Shorter medical school programs spark interest among pre-meds as option to address primary care MD shortage

Carrying medical bagJust at a time when it would be good to hear some encouraging news about physicians going into primary care, a new survey suggests less than one-third of pre-med students aspire to be primary care physicians. As a result, some medical schools are experimenting with shorter medical school programs that would cut the time it takes to get a medical degree from four years to three.

About 32 percent of the 543 pre-med students who participated in the Kaplan Test Prep survey said they would pursue a career in primary care and 68 percent indicated they would go into a medical specialty. That’s not good news since the Association of American Medical Colleges is forecasting a shortfall of 90,000 physicians by 2020. Still, about 70 percent of the survey participants said they would be more likely to attend a three-year rather than four-year program. But how big an influence that would have on their career path is a bit fuzzy.

There’s currently a primary care doctor shortage of 9,000. But the rapid rate of doctors from the baby boomer generation reaching retirement age is making things worse.

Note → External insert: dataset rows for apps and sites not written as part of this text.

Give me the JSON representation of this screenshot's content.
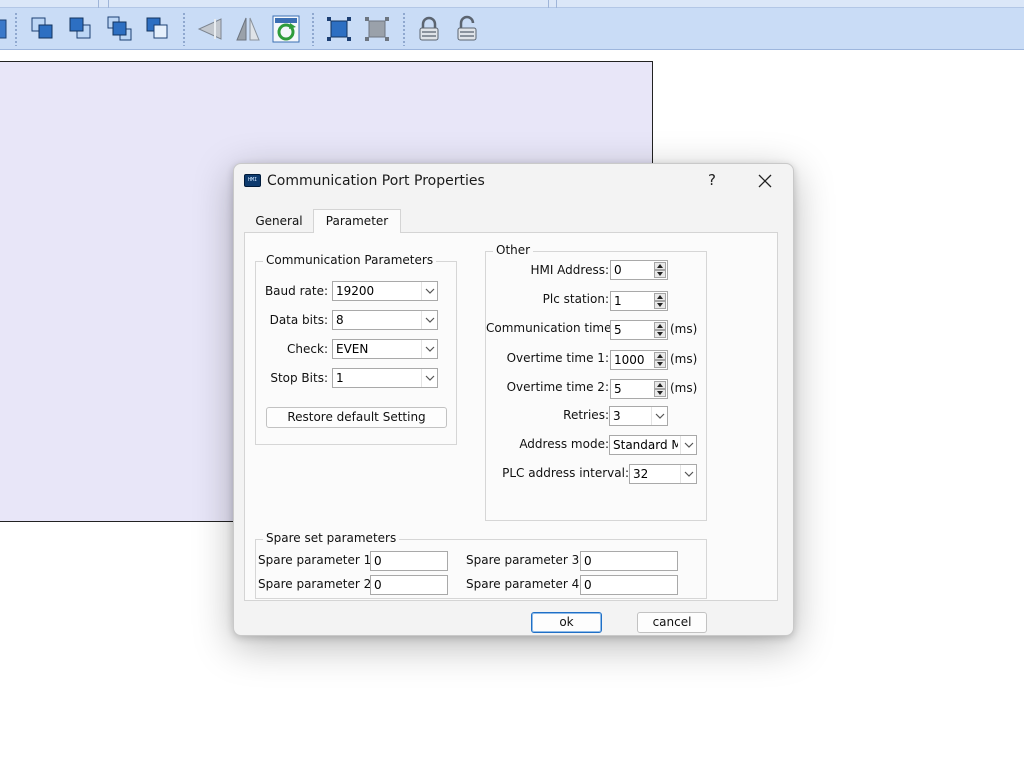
{
  "toolbar": {
    "buttons": [
      "bring-forward-icon",
      "send-backward-icon",
      "bring-to-front-icon",
      "send-to-back-icon",
      "flip-horizontal-icon",
      "flip-vertical-icon",
      "refresh-icon",
      "group-icon",
      "ungroup-icon",
      "lock-icon",
      "unlock-icon"
    ]
  },
  "dialog": {
    "title": "Communication Port Properties",
    "help_label": "?",
    "icon_text": "HMI",
    "tabs": [
      {
        "label": "General",
        "active": false
      },
      {
        "label": "Parameter",
        "active": true
      }
    ],
    "comm_params": {
      "title": "Communication Parameters",
      "baud_rate": {
        "label": "Baud rate:",
        "value": "19200"
      },
      "data_bits": {
        "label": "Data bits:",
        "value": "8"
      },
      "check": {
        "label": "Check:",
        "value": "EVEN"
      },
      "stop_bits": {
        "label": "Stop Bits:",
        "value": "1"
      },
      "restore_label": "Restore default Setting"
    },
    "other": {
      "title": "Other",
      "hmi_address": {
        "label": "HMI Address:",
        "value": "0"
      },
      "plc_station": {
        "label": "Plc station:",
        "value": "1"
      },
      "comm_time": {
        "label": "Communication time:",
        "value": "5",
        "unit": "(ms)"
      },
      "overtime1": {
        "label": "Overtime time 1:",
        "value": "1000",
        "unit": "(ms)"
      },
      "overtime2": {
        "label": "Overtime time 2:",
        "value": "5",
        "unit": "(ms)"
      },
      "retries": {
        "label": "Retries:",
        "value": "3"
      },
      "address_mode": {
        "label": "Address mode:",
        "value": "Standard Mode"
      },
      "plc_interval": {
        "label": "PLC address interval:",
        "value": "32"
      }
    },
    "spare": {
      "title": "Spare set parameters",
      "p1": {
        "label": "Spare parameter 1:",
        "value": "0"
      },
      "p2": {
        "label": "Spare parameter 2:",
        "value": "0"
      },
      "p3": {
        "label": "Spare parameter 3:",
        "value": "0"
      },
      "p4": {
        "label": "Spare parameter 4:",
        "value": "0"
      }
    },
    "ok_label": "ok",
    "cancel_label": "cancel"
  }
}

Although three-year medical school programs could make sense, they are still in the experimental stage. So far at least three medical schools have introduced three-year programs for family medicine: Mercer University School of Medicine in Savannah, Georgia; Texas Tech School of Medicine in Lubbock, Texas; and New York University. In addition to a primary care track, NYU students could also pursue an accelerated track for internal medicine, pediatrics and obstetrics.


There has also been a surge in the number of medical schools that have been constructed in recent years and under development — 18 as of last July by Forbes’ count.

As if the physician shortage weren’t enough, there’s also a looming nursing shortage to contend with. The U.S. Bureau of Labor Statistics estimates that there will be a 26 percent increase in nursing positions by 2020.

The worrying question is who will treat the 32 million newly insured people expected to enter the healthcare system through the Affordable Care Act? Telemedicine can be a useful tool for healthcare access in rural and some urban communities, people with mobility issues and in emergencies, but I don’t see it as the desirable default option to address healthcare coverage concerns. Technology is a useful foil, but it doesn’t replace physicians or nurses for that matter.

[Photo credit: Carrying medical bag from BigStock Photo]